Ingredients:

100g caster sugar

About 4 tbsp golden syrup

1.5 tsp bicarbonate of soda

 

1. Cover a flat baking tray with parchment paper and put it next to your hob. Fill a mug with cold water and set aside.

2. Put sugar and golden syrup into a high sided pan. I found the easiest way to get the right amount of syrup is to dip a fork into it, get as much syrup as possible on it and twirl it around so it stops dripping, then dump that amount into your pan. Repeat once more and you should be done. You can try actually using a tablespoon measure but it is a slightly infuriating process.

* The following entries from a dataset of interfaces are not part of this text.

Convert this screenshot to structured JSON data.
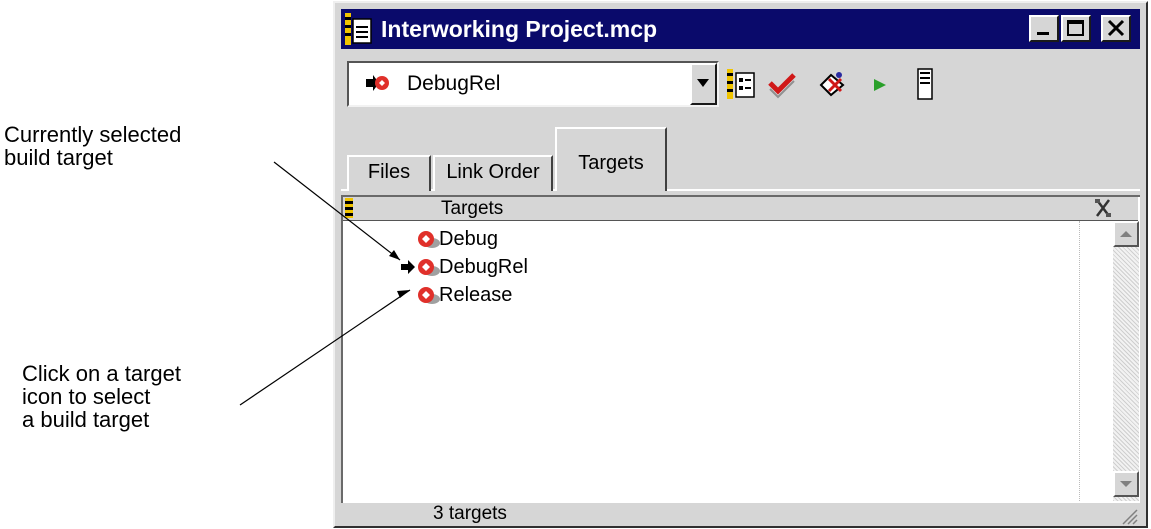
{
  "callouts": {
    "selected": {
      "line1": "Currently selected",
      "line2": "build target"
    },
    "click": {
      "line1": "Click on a target",
      "line2": "icon to select",
      "line3": "a build target"
    }
  },
  "window": {
    "title": "Interworking Project.mcp",
    "controls": [
      "minimize",
      "maximize",
      "close"
    ],
    "icon": "project-file-icon"
  },
  "toolbar": {
    "current_target": "DebugRel",
    "current_target_icon": "target-bullet-icon",
    "tools": [
      "target-settings-icon",
      "synchronize-icon",
      "make-icon",
      "run-icon",
      "project-inspector-icon"
    ]
  },
  "tabs": [
    {
      "label": "Files",
      "active": false
    },
    {
      "label": "Link Order",
      "active": false
    },
    {
      "label": "Targets",
      "active": true
    }
  ],
  "list": {
    "header": "Targets",
    "header_icons": [
      "column-marker-icon",
      "tools-icon"
    ],
    "items": [
      {
        "name": "Debug",
        "current": false
      },
      {
        "name": "DebugRel",
        "current": true
      },
      {
        "name": "Release",
        "current": false
      }
    ]
  },
  "status": {
    "text": "3 targets"
  },
  "colors": {
    "titlebar": "#0a0a6b",
    "window_face": "#d6d6d6",
    "target_icon": "#e0302a"
  }
}
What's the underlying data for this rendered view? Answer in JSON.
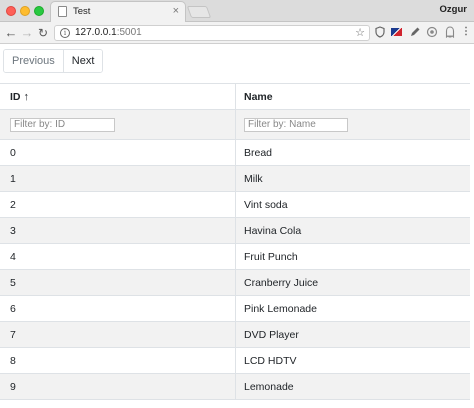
{
  "browser": {
    "tab_title": "Test",
    "tab_close": "×",
    "profile_name": "Ozgur",
    "url_host": "127.0.0.1",
    "url_port": ":5001",
    "nav": {
      "back": "←",
      "forward": "→",
      "reload": "↻"
    },
    "star": "☆",
    "info": "i",
    "extensions": [
      "shield-icon",
      "flag-icon",
      "pen-icon",
      "privacy-icon",
      "ghost-icon",
      "menu-icon"
    ],
    "menu_glyph": "⋮"
  },
  "pager": {
    "previous_label": "Previous",
    "next_label": "Next"
  },
  "table": {
    "columns": [
      {
        "label": "ID",
        "sort": "↑"
      },
      {
        "label": "Name"
      }
    ],
    "filters": {
      "id_placeholder": "Filter by: ID",
      "name_placeholder": "Filter by: Name"
    },
    "rows": [
      {
        "id": "0",
        "name": "Bread"
      },
      {
        "id": "1",
        "name": "Milk"
      },
      {
        "id": "2",
        "name": "Vint soda"
      },
      {
        "id": "3",
        "name": "Havina Cola"
      },
      {
        "id": "4",
        "name": "Fruit Punch"
      },
      {
        "id": "5",
        "name": "Cranberry Juice"
      },
      {
        "id": "6",
        "name": "Pink Lemonade"
      },
      {
        "id": "7",
        "name": "DVD Player"
      },
      {
        "id": "8",
        "name": "LCD HDTV"
      },
      {
        "id": "9",
        "name": "Lemonade"
      }
    ]
  },
  "colors": {
    "stripe": "#f2f2f2",
    "border": "#dee2e6",
    "text": "#212529"
  }
}
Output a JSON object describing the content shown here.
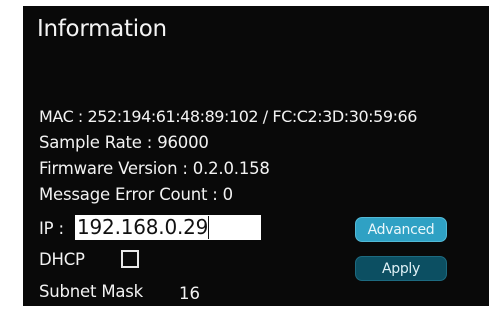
{
  "panel": {
    "title": "Information"
  },
  "info": {
    "mac": "MAC : 252:194:61:48:89:102 / FC:C2:3D:30:59:66",
    "sample_rate": "Sample Rate : 96000",
    "firmware": "Firmware Version : 0.2.0.158",
    "error_count": "Message Error Count : 0"
  },
  "ip": {
    "label": "IP :",
    "value": "192.168.0.29"
  },
  "dhcp": {
    "label": "DHCP",
    "checked": false
  },
  "subnet": {
    "label": "Subnet Mask",
    "value": "16"
  },
  "buttons": {
    "advanced": "Advanced",
    "apply": "Apply"
  },
  "colors": {
    "panel_background": "#090909",
    "advanced_button": "#2fa1c4",
    "apply_button": "#0c4f62"
  }
}
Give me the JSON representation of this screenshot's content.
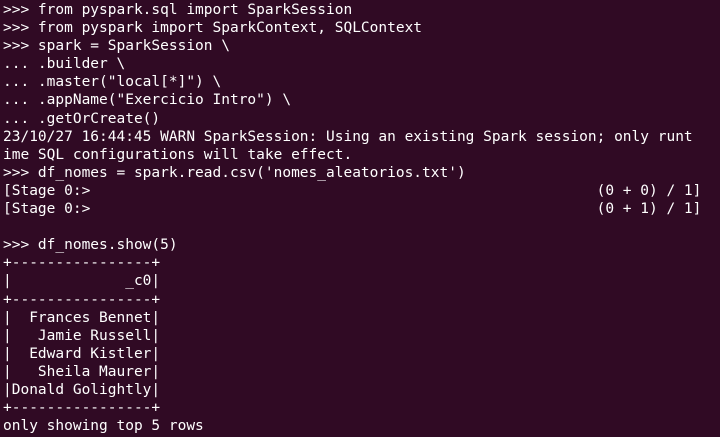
{
  "terminal": {
    "colors": {
      "background": "#300a24",
      "foreground": "#ffffff"
    },
    "lines": [
      ">>> from pyspark.sql import SparkSession",
      ">>> from pyspark import SparkContext, SQLContext",
      ">>> spark = SparkSession \\",
      "... .builder \\",
      "... .master(\"local[*]\") \\",
      "... .appName(\"Exercicio Intro\") \\",
      "... .getOrCreate()",
      "23/10/27 16:44:45 WARN SparkSession: Using an existing Spark session; only runt",
      "ime SQL configurations will take effect.",
      ">>> df_nomes = spark.read.csv('nomes_aleatorios.txt')",
      "[Stage 0:>                                                          (0 + 0) / 1]",
      "[Stage 0:>                                                          (0 + 1) / 1]",
      "",
      ">>> df_nomes.show(5)",
      "+----------------+",
      "|             _c0|",
      "+----------------+",
      "|  Frances Bennet|",
      "|   Jamie Russell|",
      "|  Edward Kistler|",
      "|   Sheila Maurer|",
      "|Donald Golightly|",
      "+----------------+",
      "only showing top 5 rows"
    ]
  }
}
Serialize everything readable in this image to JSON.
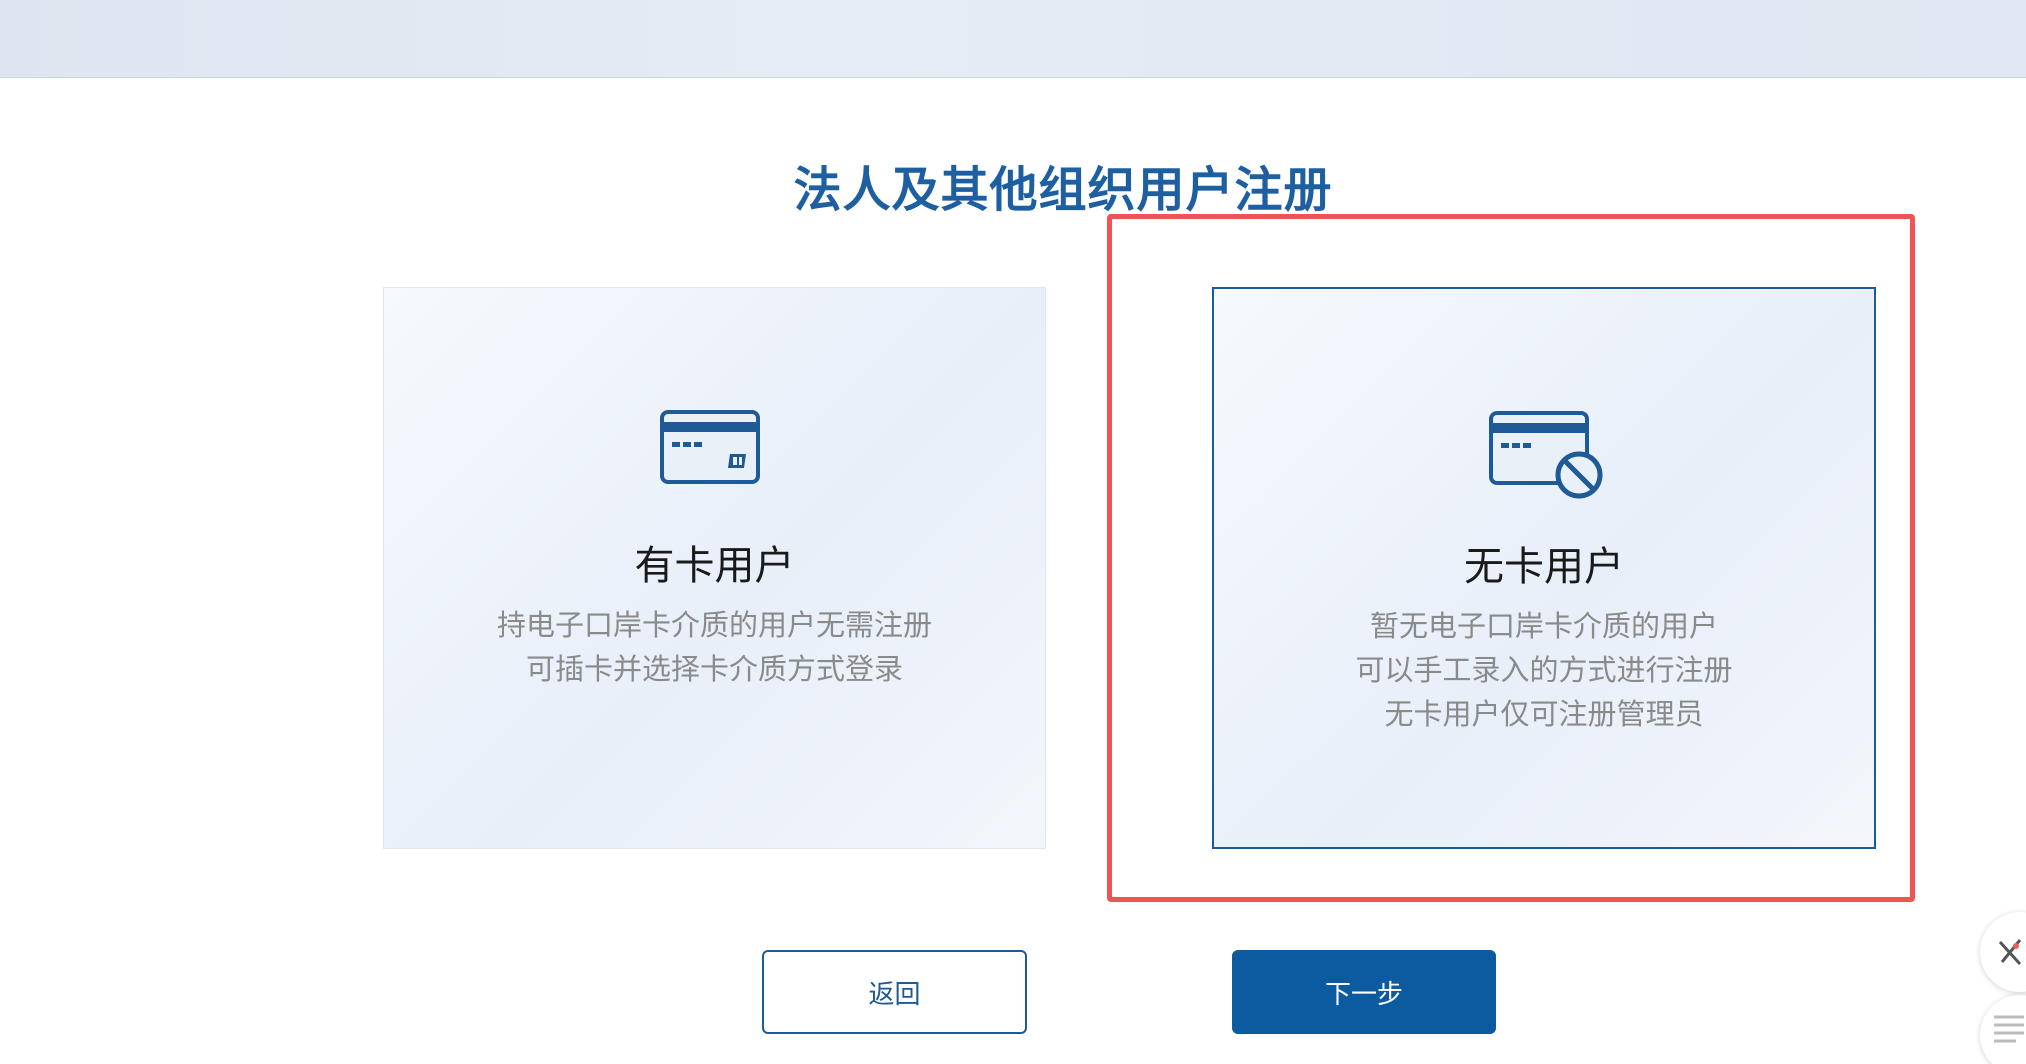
{
  "page": {
    "title": "法人及其他组织用户注册"
  },
  "cards": [
    {
      "id": "with-card",
      "title": "有卡用户",
      "icon": "card-icon",
      "description": [
        "持电子口岸卡介质的用户无需注册",
        "可插卡并选择卡介质方式登录"
      ],
      "selected": false
    },
    {
      "id": "no-card",
      "title": "无卡用户",
      "icon": "no-card-icon",
      "description": [
        "暂无电子口岸卡介质的用户",
        "可以手工录入的方式进行注册",
        "无卡用户仅可注册管理员"
      ],
      "selected": true
    }
  ],
  "buttons": {
    "back_label": "返回",
    "next_label": "下一步"
  },
  "colors": {
    "primary": "#0c5aa0",
    "title": "#1d5fa0",
    "highlight": "#ef5353",
    "desc_text": "#8a8a8a"
  },
  "floating_tools": [
    "draw-tool-icon",
    "note-tool-icon"
  ]
}
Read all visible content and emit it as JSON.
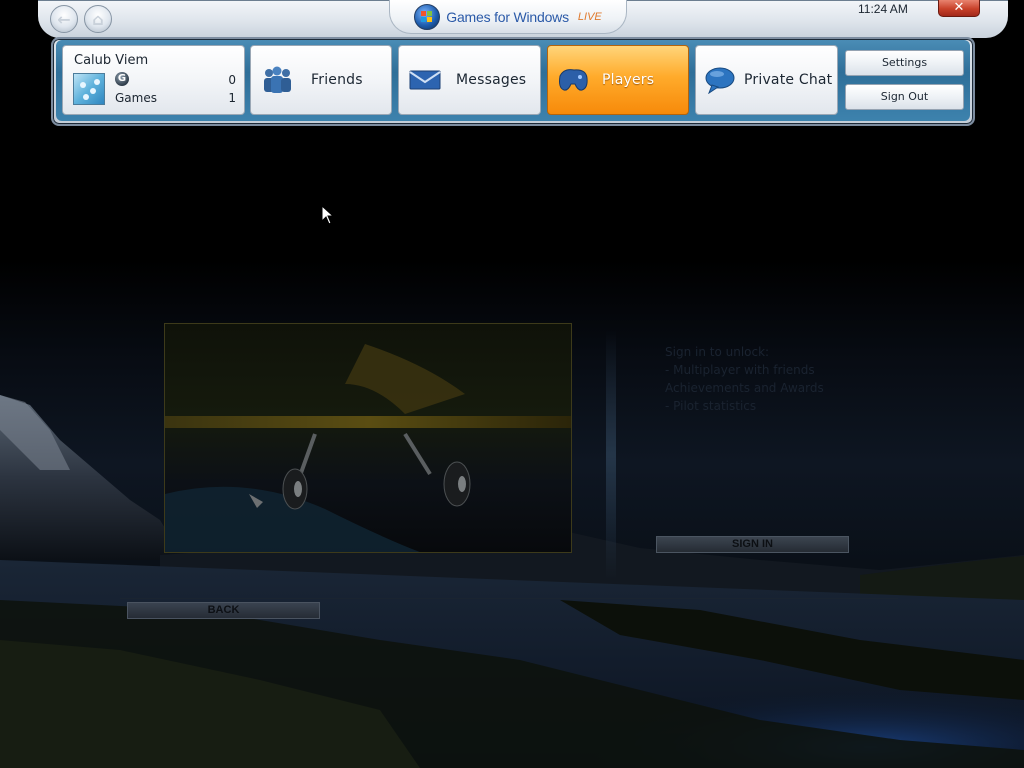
{
  "title_bar": {
    "logo_text": "Games for Windows",
    "logo_live": "LIVE",
    "clock": "11:24 AM",
    "close_label": "✕",
    "back_icon": "back-arrow-icon",
    "home_icon": "home-icon"
  },
  "profile": {
    "name": "Calub Viem",
    "gamerscore_icon": "G",
    "gamerscore": "0",
    "games_label": "Games",
    "games_count": "1"
  },
  "tabs": {
    "friends": "Friends",
    "messages": "Messages",
    "players": "Players",
    "private_chat": "Private Chat"
  },
  "side_buttons": {
    "settings": "Settings",
    "sign_out": "Sign Out"
  },
  "game": {
    "features": [
      "Sign in to unlock:",
      "- Multiplayer with friends",
      "  Achievements and Awards",
      "- Pilot statistics"
    ],
    "sign_in_label": "SIGN IN",
    "back_label": "BACK"
  },
  "colors": {
    "players_accent": "#f78a0a",
    "close_red": "#c8412a",
    "panel_blue": "#2f6f99"
  }
}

Believe me this looks like a tiny amount, but it will bubble up a lot.

3. Mix the sugar and syrup before you turn on the heat and then put on the lowest possible heat if you have a gas hob, or medium to low on electric.

4. Let the sugar and syrup mix and melt together. Swirl it around or stir it if it starts to bubble on only one side or browns unevenly.

5. Wait till the mix has turned a sort of light brown caramel colour (kind of like maple syrup) which should take about 5 mins. Dip your fork or the end of a teaspoon into the syrup and then instantly dunk it into the cold water. You might hear a slight cracking noise. Alternatively, bite into it and if it comes off cleanly  then the syrup mix has reached the right temperature. Alternatively if you are organised enough to own a candy thermometer you want it to get to 160C.

5. Add bicarbonate and whisk in very quickly with your fork. The syrup will turn into a cloudy sugar mix. Spread it instantly on your parchment paper.

6. When the honeycomb has set (when the surface is not too sticky anymore, after about 1-2hrs) break it into rough pieces and it will be ready to eat as it is.

If you feel like being fancy, melt some good quality chocolate (about 60g) either in a mixing bowl over a pan full of water or in the microwave.  Shake off excess chocolate and put honeycomb back to dry on some parchment paper for an additional hour.